His superb performances so far in an Everton shirt should not surprise anyone, and James will continue to dictate the tempo, drifting in off the flank into the No.10 position to create goalscoring opportunities for Calvert-Lewin.
Since breaking into the Everton team, the 23-year-old has never been given consistent service before. The closest the club have come to a true provider is Gylfi Sigurdsson, a No.10 whose output is greatly exaggerated by his set-piece speciality.
In James, Calvert-Lewin finally has someone to deliver high percentage chances.
Long before Ferguson took temporary charge or Ancelotti was handed the reins in December, Calvert-Lewin had shown some of the raw attributes needed to be a top-level striker.
His aerial prowess, now a well-known feature of his game, was always unusually good, but even more impressive was his tactical intelligence.
With a neat first touch, clever runs into the channels, and surprisingly good hold-up play for a forward who doesn’t necessarily look particularly strong, Calvert-Lewin was tidy – and perhaps a little too tidy.
What Ancelotti has done throughout 2020 is sharpen his edges, refining his game into that of a more stream-lined – and more ruthless – No.9.
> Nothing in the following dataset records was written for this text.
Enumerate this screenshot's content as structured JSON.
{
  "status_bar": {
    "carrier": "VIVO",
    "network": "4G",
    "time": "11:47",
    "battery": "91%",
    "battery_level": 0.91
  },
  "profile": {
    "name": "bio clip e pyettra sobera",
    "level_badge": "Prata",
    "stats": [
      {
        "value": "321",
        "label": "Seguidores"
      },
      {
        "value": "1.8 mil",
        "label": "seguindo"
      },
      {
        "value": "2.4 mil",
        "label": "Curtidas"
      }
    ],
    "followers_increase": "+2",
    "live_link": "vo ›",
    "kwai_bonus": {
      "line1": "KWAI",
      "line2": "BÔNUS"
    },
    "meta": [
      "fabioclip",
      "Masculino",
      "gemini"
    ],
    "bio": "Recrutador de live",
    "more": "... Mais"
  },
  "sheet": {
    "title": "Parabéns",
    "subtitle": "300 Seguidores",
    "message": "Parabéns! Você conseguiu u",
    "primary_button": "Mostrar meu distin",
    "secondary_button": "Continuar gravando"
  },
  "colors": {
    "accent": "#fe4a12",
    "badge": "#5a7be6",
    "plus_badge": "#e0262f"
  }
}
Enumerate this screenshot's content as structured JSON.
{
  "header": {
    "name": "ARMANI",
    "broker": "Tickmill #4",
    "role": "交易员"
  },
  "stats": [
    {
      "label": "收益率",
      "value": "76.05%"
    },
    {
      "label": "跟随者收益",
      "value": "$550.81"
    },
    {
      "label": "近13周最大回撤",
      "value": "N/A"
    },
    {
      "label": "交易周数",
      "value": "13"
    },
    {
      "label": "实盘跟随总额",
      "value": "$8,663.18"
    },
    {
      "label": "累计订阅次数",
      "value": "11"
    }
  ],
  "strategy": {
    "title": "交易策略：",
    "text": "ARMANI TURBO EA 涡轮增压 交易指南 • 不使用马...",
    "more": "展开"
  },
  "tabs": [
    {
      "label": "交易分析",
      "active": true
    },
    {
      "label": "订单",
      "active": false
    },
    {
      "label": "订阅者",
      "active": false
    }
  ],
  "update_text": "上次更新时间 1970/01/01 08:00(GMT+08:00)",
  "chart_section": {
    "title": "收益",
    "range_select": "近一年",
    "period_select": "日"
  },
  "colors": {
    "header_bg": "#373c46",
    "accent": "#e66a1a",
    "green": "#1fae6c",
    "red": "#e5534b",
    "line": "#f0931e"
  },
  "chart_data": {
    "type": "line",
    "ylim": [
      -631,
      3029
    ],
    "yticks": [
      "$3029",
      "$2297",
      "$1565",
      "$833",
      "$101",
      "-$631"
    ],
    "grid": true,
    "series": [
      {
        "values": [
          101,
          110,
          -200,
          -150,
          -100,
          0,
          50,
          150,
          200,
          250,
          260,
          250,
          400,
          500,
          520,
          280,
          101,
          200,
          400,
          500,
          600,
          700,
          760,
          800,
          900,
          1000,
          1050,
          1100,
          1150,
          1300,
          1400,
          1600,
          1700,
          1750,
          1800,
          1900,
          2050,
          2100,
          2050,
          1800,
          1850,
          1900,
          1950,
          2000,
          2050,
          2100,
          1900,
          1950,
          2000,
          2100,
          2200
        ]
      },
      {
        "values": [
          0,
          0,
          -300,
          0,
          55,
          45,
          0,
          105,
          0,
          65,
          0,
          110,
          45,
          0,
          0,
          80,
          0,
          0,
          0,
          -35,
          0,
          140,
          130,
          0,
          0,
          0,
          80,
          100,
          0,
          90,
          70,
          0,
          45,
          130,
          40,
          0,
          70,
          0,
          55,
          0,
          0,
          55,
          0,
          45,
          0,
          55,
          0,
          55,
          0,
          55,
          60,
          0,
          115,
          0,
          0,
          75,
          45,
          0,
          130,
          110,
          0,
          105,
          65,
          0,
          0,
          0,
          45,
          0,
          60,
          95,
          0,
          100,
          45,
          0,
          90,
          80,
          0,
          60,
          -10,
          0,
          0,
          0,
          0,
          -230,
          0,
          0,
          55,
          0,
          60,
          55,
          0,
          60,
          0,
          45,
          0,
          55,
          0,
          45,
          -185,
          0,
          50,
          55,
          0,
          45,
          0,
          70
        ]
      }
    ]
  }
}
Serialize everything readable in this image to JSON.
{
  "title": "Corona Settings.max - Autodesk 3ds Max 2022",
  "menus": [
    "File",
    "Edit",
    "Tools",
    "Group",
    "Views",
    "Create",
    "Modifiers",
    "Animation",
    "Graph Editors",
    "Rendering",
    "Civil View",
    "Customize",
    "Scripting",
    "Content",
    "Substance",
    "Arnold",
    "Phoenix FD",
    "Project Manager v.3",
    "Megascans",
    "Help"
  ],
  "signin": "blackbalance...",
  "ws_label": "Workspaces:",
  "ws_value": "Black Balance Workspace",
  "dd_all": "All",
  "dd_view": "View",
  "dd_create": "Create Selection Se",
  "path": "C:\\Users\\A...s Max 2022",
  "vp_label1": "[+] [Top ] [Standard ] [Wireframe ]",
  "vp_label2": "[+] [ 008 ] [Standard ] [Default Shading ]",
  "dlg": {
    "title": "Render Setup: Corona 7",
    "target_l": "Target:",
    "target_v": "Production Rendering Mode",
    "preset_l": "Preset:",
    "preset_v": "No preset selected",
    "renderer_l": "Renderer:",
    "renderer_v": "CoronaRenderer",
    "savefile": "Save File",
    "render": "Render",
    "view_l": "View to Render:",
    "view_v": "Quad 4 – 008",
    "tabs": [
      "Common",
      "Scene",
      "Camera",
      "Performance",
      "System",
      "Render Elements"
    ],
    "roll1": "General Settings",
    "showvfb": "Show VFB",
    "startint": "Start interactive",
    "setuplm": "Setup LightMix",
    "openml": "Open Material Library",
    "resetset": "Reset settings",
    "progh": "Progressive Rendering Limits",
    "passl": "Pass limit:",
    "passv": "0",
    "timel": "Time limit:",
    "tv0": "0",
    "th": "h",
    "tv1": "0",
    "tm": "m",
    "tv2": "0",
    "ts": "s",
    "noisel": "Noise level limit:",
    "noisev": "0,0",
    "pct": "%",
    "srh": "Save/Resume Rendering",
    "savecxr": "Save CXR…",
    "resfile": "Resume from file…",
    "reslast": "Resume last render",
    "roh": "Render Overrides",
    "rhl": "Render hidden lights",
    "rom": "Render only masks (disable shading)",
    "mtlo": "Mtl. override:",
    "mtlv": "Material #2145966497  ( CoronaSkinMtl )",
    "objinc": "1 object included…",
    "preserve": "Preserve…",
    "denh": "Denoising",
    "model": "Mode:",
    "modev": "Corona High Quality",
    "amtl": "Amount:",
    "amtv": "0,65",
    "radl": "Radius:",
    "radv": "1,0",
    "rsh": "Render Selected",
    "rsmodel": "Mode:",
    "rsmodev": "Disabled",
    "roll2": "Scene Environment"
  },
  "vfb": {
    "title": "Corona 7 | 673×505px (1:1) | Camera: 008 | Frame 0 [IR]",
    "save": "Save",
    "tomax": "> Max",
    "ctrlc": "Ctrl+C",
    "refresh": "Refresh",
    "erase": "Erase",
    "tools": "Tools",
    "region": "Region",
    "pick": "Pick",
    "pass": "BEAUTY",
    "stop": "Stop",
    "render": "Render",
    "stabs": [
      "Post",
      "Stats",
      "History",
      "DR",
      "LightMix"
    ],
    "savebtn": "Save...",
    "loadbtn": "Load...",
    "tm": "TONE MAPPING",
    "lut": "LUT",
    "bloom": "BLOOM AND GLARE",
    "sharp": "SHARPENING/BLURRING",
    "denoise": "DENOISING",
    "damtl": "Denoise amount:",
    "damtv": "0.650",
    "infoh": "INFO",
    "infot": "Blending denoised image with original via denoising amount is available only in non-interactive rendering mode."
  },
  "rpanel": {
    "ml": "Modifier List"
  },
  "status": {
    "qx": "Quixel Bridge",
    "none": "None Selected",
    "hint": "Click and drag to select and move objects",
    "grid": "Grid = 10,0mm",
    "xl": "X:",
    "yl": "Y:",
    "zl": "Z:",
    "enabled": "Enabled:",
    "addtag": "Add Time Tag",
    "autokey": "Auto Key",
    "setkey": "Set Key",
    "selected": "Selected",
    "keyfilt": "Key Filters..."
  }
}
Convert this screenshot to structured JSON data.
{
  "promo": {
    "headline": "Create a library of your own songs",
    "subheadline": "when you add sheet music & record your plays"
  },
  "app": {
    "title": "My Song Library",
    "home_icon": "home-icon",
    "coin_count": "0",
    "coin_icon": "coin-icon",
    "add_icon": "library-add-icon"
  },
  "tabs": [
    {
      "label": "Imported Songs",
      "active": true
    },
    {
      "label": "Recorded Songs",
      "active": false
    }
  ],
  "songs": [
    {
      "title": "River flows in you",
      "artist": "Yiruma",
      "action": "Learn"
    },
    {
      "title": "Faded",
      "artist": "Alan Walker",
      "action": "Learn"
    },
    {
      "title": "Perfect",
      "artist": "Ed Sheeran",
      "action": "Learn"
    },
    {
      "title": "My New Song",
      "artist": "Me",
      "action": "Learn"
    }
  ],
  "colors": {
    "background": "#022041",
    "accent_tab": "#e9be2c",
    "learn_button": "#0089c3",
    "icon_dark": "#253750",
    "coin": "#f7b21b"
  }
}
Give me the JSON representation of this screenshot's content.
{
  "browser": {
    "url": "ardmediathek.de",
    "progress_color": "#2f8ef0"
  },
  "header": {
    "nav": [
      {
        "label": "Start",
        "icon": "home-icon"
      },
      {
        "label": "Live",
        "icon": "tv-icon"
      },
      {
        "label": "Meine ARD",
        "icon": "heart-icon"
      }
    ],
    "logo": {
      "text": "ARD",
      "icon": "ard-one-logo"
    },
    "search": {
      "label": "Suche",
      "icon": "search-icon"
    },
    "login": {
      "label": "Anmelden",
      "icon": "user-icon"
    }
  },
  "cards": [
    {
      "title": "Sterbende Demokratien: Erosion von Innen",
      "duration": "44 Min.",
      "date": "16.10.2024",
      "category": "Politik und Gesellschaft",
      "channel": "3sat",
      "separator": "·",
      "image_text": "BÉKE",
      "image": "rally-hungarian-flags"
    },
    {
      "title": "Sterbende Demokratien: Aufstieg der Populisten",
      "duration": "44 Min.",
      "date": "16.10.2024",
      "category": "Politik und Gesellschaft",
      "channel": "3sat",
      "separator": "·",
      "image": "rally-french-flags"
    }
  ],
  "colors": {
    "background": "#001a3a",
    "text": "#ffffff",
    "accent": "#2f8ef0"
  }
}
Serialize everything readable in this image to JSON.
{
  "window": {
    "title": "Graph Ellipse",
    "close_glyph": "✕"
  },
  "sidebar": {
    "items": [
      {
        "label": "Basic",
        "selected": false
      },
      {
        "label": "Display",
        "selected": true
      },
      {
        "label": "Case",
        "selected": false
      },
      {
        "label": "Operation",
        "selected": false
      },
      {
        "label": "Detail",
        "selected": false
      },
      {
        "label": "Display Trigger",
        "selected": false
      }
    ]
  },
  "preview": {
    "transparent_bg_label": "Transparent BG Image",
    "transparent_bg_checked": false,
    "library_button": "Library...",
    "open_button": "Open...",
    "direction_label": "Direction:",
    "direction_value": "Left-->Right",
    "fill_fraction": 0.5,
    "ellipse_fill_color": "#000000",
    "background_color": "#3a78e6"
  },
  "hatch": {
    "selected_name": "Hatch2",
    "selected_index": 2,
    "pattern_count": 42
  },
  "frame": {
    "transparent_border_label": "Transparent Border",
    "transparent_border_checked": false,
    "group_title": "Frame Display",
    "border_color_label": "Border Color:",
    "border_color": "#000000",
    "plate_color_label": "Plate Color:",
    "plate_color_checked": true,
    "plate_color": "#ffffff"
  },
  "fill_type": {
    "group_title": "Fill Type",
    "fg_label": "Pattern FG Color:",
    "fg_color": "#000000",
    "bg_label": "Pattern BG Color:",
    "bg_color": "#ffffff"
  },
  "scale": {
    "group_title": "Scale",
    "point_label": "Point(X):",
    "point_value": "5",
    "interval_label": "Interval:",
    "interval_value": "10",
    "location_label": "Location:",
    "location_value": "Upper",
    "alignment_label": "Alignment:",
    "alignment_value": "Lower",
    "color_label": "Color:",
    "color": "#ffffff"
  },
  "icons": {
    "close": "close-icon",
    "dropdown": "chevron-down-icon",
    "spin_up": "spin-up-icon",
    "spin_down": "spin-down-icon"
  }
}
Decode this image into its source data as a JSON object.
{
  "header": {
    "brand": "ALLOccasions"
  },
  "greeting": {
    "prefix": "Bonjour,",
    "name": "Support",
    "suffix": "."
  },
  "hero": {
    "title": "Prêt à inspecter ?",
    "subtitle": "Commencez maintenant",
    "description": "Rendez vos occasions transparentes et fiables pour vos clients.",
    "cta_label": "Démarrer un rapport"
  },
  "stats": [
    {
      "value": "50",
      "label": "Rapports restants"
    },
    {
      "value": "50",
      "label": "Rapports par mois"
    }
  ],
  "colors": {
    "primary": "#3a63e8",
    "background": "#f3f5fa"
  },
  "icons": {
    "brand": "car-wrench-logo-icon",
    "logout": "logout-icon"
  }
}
It is no wonder Manchester United are interested. Calvert-Lewin looks set for the top of the game.